    I’m not a Big Bang proponent but I do know the Reds need major help in left field and the bullpen. There isn’t much in the FA want ads so trading seems a necessity. I’d shop Chapman first, Cueto second, knowing that many will disagree. But sell high isn’t that complicated, really. Chapman is NOT a lights out closer. He could be, but he hasn’t been used effectively. Name two games where he came in before the ninth to get a key strikeout or two to shut down a rally. I can’t think of a single game, but I suspect a thorough search would turn up one example. And in traditional save opportunities his conversion rate is solid but not otherworldly. But he is perceived to be (and probably could be) all world. Sell high. And Cueto couldn’t be worth more than he is right now. With the trade or extend options at hand I agree with those who don’t want to buy out a pitcher’s 30’s. Sell high. In return I’m looking for a solid young bat for the outfield, a flame thrower or two for the bullpen, and a couple of AA starting prospects. That’s not Ondrusek for Stanton silly, but real world possible. Not easy, but possible. Go earn it Mr. Jocketty. I’m ready to be excited about 2015.

  25. al

    I think the original post did a good job of discussing the current Reds trade value, but didn’t really get to the main point of why someone would want to blow up the team, or what that would mean.

    First, you would want to blow up the team because you don’t think that this current core of players can win, even with a few additions.

    Second, if you are going to blow up the team, you can’t be thinking about also winning in 2015, you have to think about shedding salary to rebuild long-term. And that means that no one is untouchable even if you don’t have a good replacement for them.

    I don’t necessarily think that blowing up the team is the way to go, but if I did, this is what I would be thinking:

    1) Offer below-market, hometown-discount extension to Mesoraco and Frazier. If they don’t accept them, look to move them for multi-prospect packages.

    2) Trade Chapman.

    3) Dump Phillips. Last year we tried to trade him, now we try to get rid of as much of his salary as possible.

    4) Look into moving Latos and Cueto. If the packages you can get back aren’t worth a first-round pick, keep them and get the pick.

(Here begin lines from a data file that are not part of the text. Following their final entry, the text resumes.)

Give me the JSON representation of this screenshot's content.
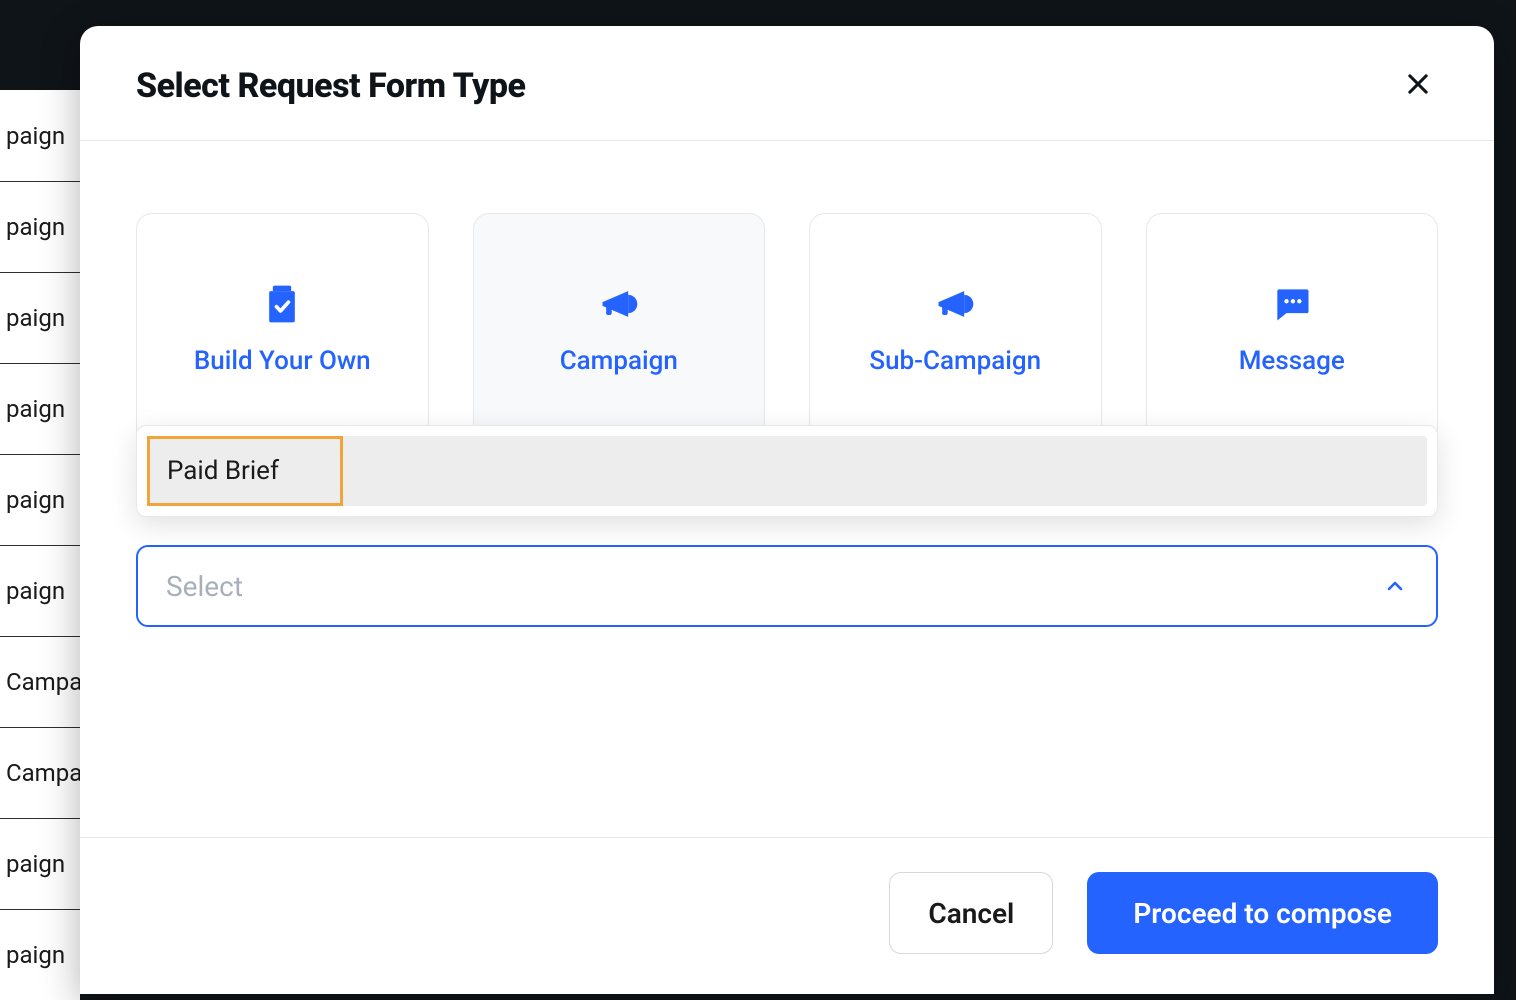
{
  "background_items": [
    "paign",
    "paign",
    "paign",
    "paign",
    "paign",
    "paign",
    "Campaign",
    "Campaign",
    "paign",
    "paign"
  ],
  "modal": {
    "title": "Select Request Form Type",
    "options": [
      {
        "label": "Build Your Own",
        "icon": "clipboard-check"
      },
      {
        "label": "Campaign",
        "icon": "megaphone"
      },
      {
        "label": "Sub-Campaign",
        "icon": "megaphone"
      },
      {
        "label": "Message",
        "icon": "chat"
      }
    ],
    "selected_option_index": 1,
    "dropdown": {
      "placeholder": "Select",
      "open": true,
      "highlighted_option": "Paid Brief",
      "options": [
        "Paid Brief"
      ]
    },
    "footer": {
      "cancel": "Cancel",
      "proceed": "Proceed to compose"
    }
  },
  "colors": {
    "primary": "#2563ff",
    "highlight": "#f0a43a"
  }
}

    The only players that you for sure keep are Votto, because you can’t move him without still paying him most of that money anyway, and anyone pre-arbitration. Anyone who has already hit arb, and is therefore making money, is part of the current core, and should be moved to get prospects and clear salary. That’s what blowing up the team is.

    • reaganspad

      there is no market to “dump Phillips” as he could not be traded last year and now he is 10 and 5

      • al

        The 10 and 5 is a good point if he wants to veto a trade. But if it’s to go to a better team, and he knows he’s not wanted, I don’t know that he would.

        My point is that we don’t know there isn’t a market to dump him. Last year we know that the Yankees wouldn’t trade Brett Gardner for him. Gardner is 30, put up a .749 OPS, a 4.0 WAR season, with 21 SB, and 50 XBH. Phillips is 33, put up a .678 OPS, a 1.7 WAR season, with 2 SB, and 33 XBH.

        Gardner was also making about half the money, so obviously the Yankees were smart to not trade him for Brandon Phillips.

        That doesn’t mean that there isn’t a market for trading Phillips for $8mil and a C+ prospect. That’s what dumping a player means.

  26. FSBDAN

    Who do you trade? Who do you not trade? The bottom line is you can’t make chicken salad from chicken poop. This is off topic, but the real issue that needs serious attention is the farm system. It seems to me that it has stagnated and produced very little the last 3 or 4 years. Is it inability to identify talent (scouts?) or inability to manufacture players who can play winning ball at an major league level? I suspect it’s both.